A couple of new melody icons are in this game, and both relate to the stars. First up, you have filled in stars that require you to either flick with two fingers or use both sticks. These are a bit tricky at first, but become second nature rather quickly. Secondly, there are new connected stars. When these show up, the star icon will move from star to star rather than have a new star show up for each note. These are really tricky, as the usual tricks don’t work. You see, for the regular notes, you can get a broad idea of how fast the beat is going by how spaced apart the notes are. If two icons are close together, you’re going to be jamming the button quickly. However, with the connected stars, this rule doesn’t apply. It’s pretty much a crap shoot unless you’ve memorized the beat of the song. I’m not particularly fond of this mechanic, but it does mix things up visually.
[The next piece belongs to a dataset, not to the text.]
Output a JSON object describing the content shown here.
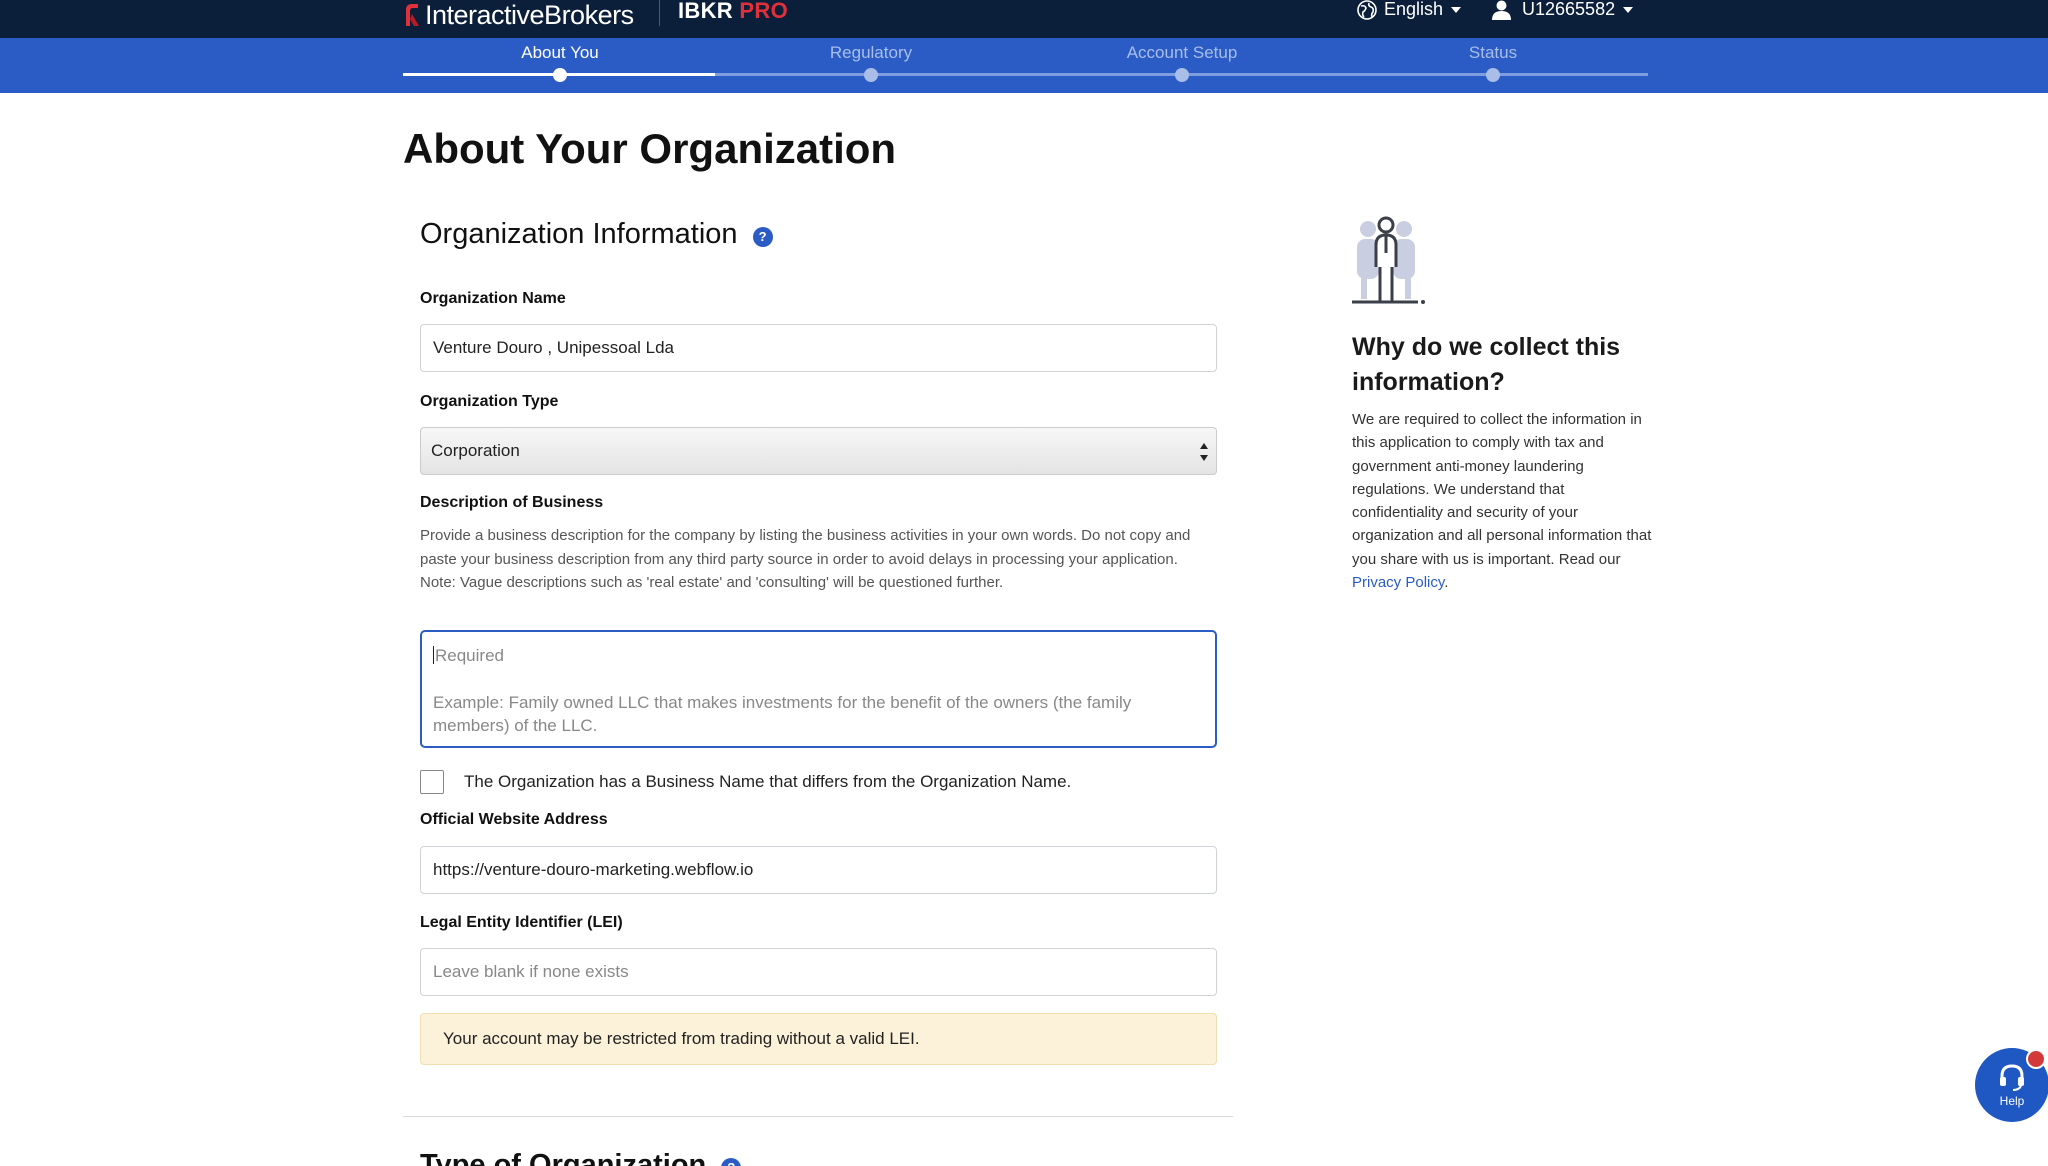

Where the games shines is in its challenge. Simply hitting a note isn’t good enough. You need to get the timing right. This builds up your score and allows you to get top ranks on a song instead of merely clearing it. Also important are the chance time and technical zones. Technical zones require you to get a “good” or “cool” rating on every note in a section. During chance time, you build up a star meter by hitting notes. Hit enough, and you can hit the big star note when it appears. Completing these sections of the song grant a lot of bonus points, and are the key to getting top marks.
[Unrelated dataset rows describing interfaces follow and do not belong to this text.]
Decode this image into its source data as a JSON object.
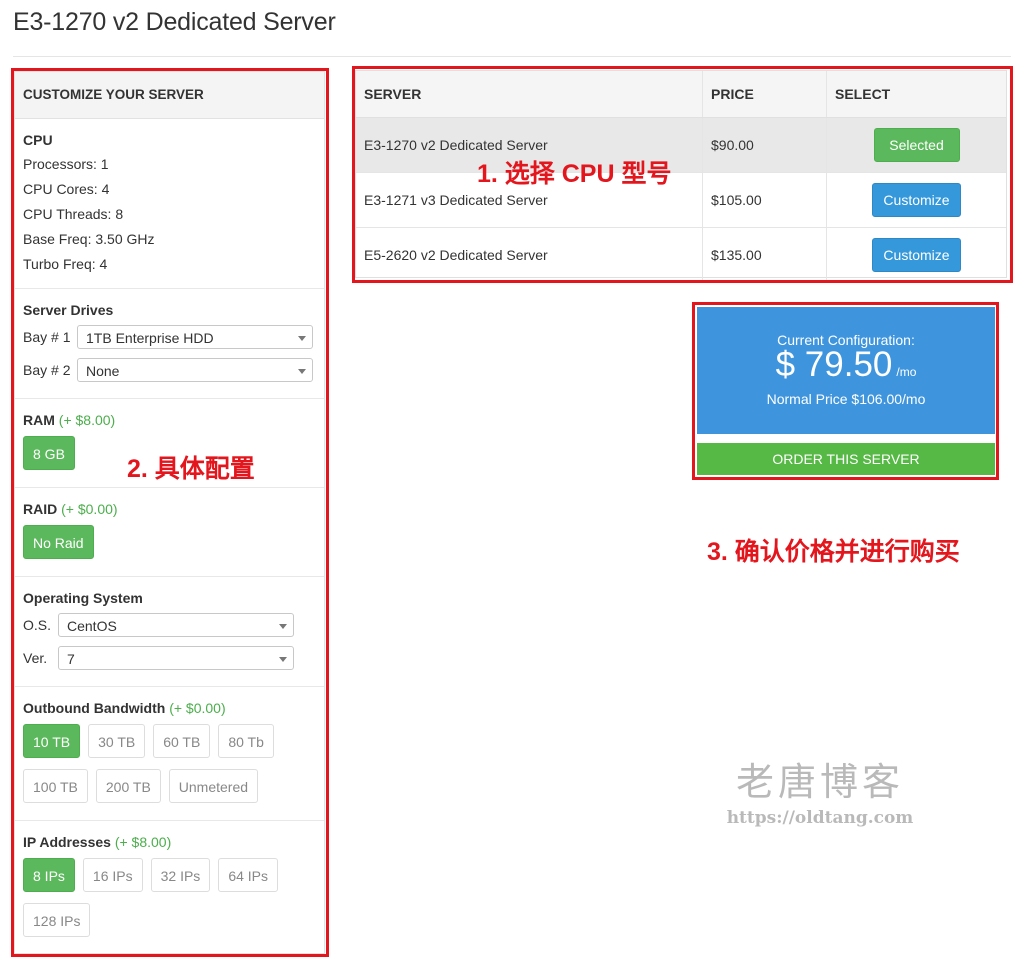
{
  "page": {
    "title": "E3-1270 v2 Dedicated Server"
  },
  "customize": {
    "header": "CUSTOMIZE YOUR SERVER",
    "cpu": {
      "title": "CPU",
      "lines": [
        "Processors: 1",
        "CPU Cores: 4",
        "CPU Threads: 8",
        "Base Freq: 3.50 GHz",
        "Turbo Freq: 4"
      ]
    },
    "drives": {
      "title": "Server Drives",
      "bays": [
        {
          "label": "Bay # 1",
          "value": "1TB Enterprise HDD"
        },
        {
          "label": "Bay # 2",
          "value": "None"
        }
      ]
    },
    "ram": {
      "title": "RAM",
      "extra": "(+ $8.00)",
      "options": [
        "8 GB"
      ]
    },
    "raid": {
      "title": "RAID",
      "extra": "(+ $0.00)",
      "options": [
        "No Raid"
      ]
    },
    "os": {
      "title": "Operating System",
      "os_label": "O.S.",
      "os_value": "CentOS",
      "ver_label": "Ver.",
      "ver_value": "7"
    },
    "bandwidth": {
      "title": "Outbound Bandwidth",
      "extra": "(+ $0.00)",
      "options": [
        "10 TB",
        "30 TB",
        "60 TB",
        "80 Tb",
        "100 TB",
        "200 TB",
        "Unmetered"
      ]
    },
    "ip": {
      "title": "IP Addresses",
      "extra": "(+ $8.00)",
      "options": [
        "8 IPs",
        "16 IPs",
        "32 IPs",
        "64 IPs",
        "128 IPs"
      ]
    }
  },
  "servers": {
    "headers": [
      "SERVER",
      "PRICE",
      "SELECT"
    ],
    "rows": [
      {
        "name": "E3-1270 v2 Dedicated Server",
        "price": "$90.00",
        "action": "Selected"
      },
      {
        "name": "E3-1271 v3 Dedicated Server",
        "price": "$105.00",
        "action": "Customize"
      },
      {
        "name": "E5-2620 v2 Dedicated Server",
        "price": "$135.00",
        "action": "Customize"
      }
    ]
  },
  "config": {
    "label": "Current Configuration:",
    "price": "$ 79.50",
    "per": "/mo",
    "normal": "Normal Price $106.00/mo",
    "order": "ORDER THIS SERVER"
  },
  "annotations": {
    "step1": "1. 选择 CPU 型号",
    "step2": "2. 具体配置",
    "step3": "3. 确认价格并进行购买"
  },
  "watermark": {
    "name": "老唐博客",
    "url": "https://oldtang.com"
  },
  "colors": {
    "green": "#5cb85c",
    "blue": "#3498db",
    "config_blue": "#3e95dd",
    "annotation_red": "#e4161d"
  }
}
There are a few issues, however. For example, there’s a mechanic in the Diva Room area where you can pet the vocaloid’s head in order to get them to like you. If you have a finger touching the rear touch pad, this will interfere greatly with the controls. The game won’t register your movements properly, and it can feel like the game is broken. This is made even worse by the fact that the rear touch pad functionality doesn’t help you in any sort of way. In fact, it penalizes you. If you tap the rear touch in this mode, the game kind of reads it like you’re trying to grab some android butt. This lowers their affection rating and may even lock you out being able to pet them for a while. I have no idea why this mechanic even exists.
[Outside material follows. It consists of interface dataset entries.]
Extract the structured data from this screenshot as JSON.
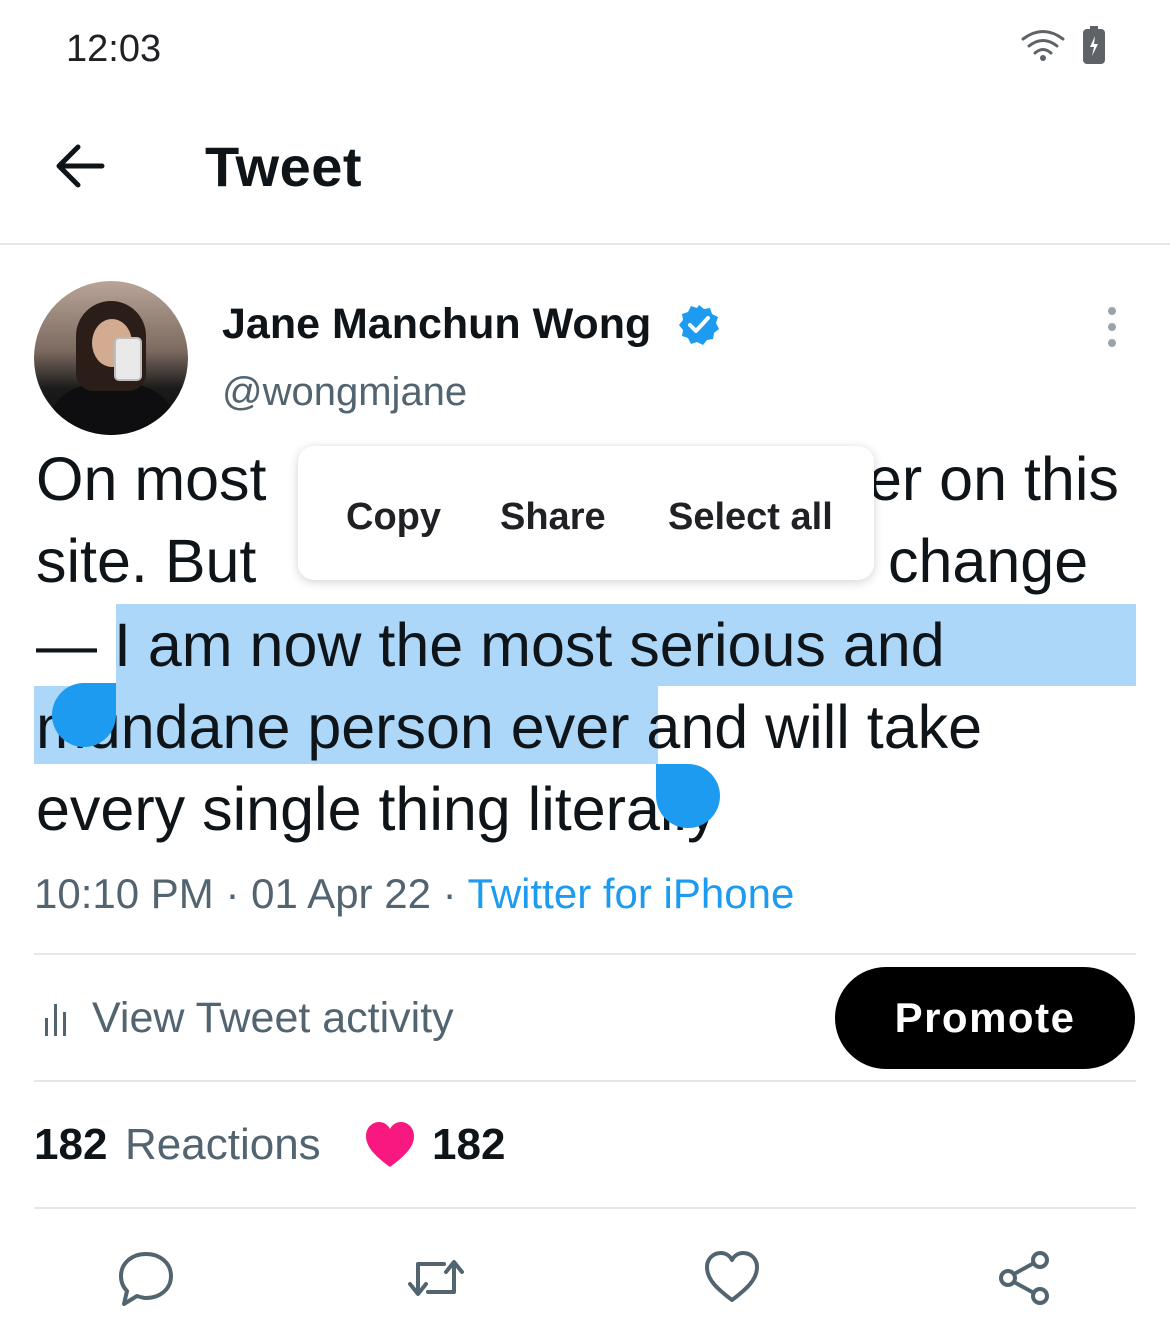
{
  "status_bar": {
    "time": "12:03"
  },
  "header": {
    "title": "Tweet"
  },
  "author": {
    "name": "Jane Manchun Wong",
    "handle": "@wongmjane"
  },
  "tweet": {
    "line1_a": "On most",
    "line1_b": "er on this",
    "line2_a": "site. But",
    "line2_b": "change",
    "line3_dash": "— ",
    "line3_sel": "I am now the most serious and",
    "line4_sel": "mundane person ever",
    "line4_rest": " and will take",
    "line5": "every single thing literally"
  },
  "context_menu": {
    "copy": "Copy",
    "share": "Share",
    "select_all": "Select all"
  },
  "meta": {
    "time": "10:10 PM",
    "date": "01 Apr 22",
    "source": "Twitter for iPhone",
    "sep": " · "
  },
  "activity": {
    "label": "View Tweet activity",
    "promote": "Promote"
  },
  "reactions": {
    "count": "182",
    "label": "Reactions",
    "likes": "182"
  },
  "colors": {
    "accent": "#1d9bf0",
    "selection": "#acd7f8",
    "heart": "#f91880",
    "text": "#0f1419",
    "muted": "#536471"
  },
  "icons": {
    "back": "arrow-left-icon",
    "verified": "verified-badge-icon",
    "more": "more-vertical-icon",
    "reply": "reply-icon",
    "retweet": "retweet-icon",
    "like": "heart-icon",
    "share": "share-icon"
  }
}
Oh, and before I forget, I should mention a few more of the game’s features. It has English subtitles for all of the songs. This is pretty cool, but some of the songs end up quite disturbing. One songs involves Miku cutting off her finger in order to prove her love. Also, the game features cross save with the PS3, and allows players to carry over saves from imported versions of the game. These are nice little touches that show an appreciation for Miku’s dedicated fanbase.
Short Attention Span Summary
Miku’s second outing in the US is just as fun as her first. While the song selection might not be quite as spectacular, it still showcases many great tracks. The challenge is still as exhilarating as ever, there’s still a ton of content to go through, and the whole package is delightful. If you loved the first game, or rhythm games in general, this is one that you’re not going to want to miss.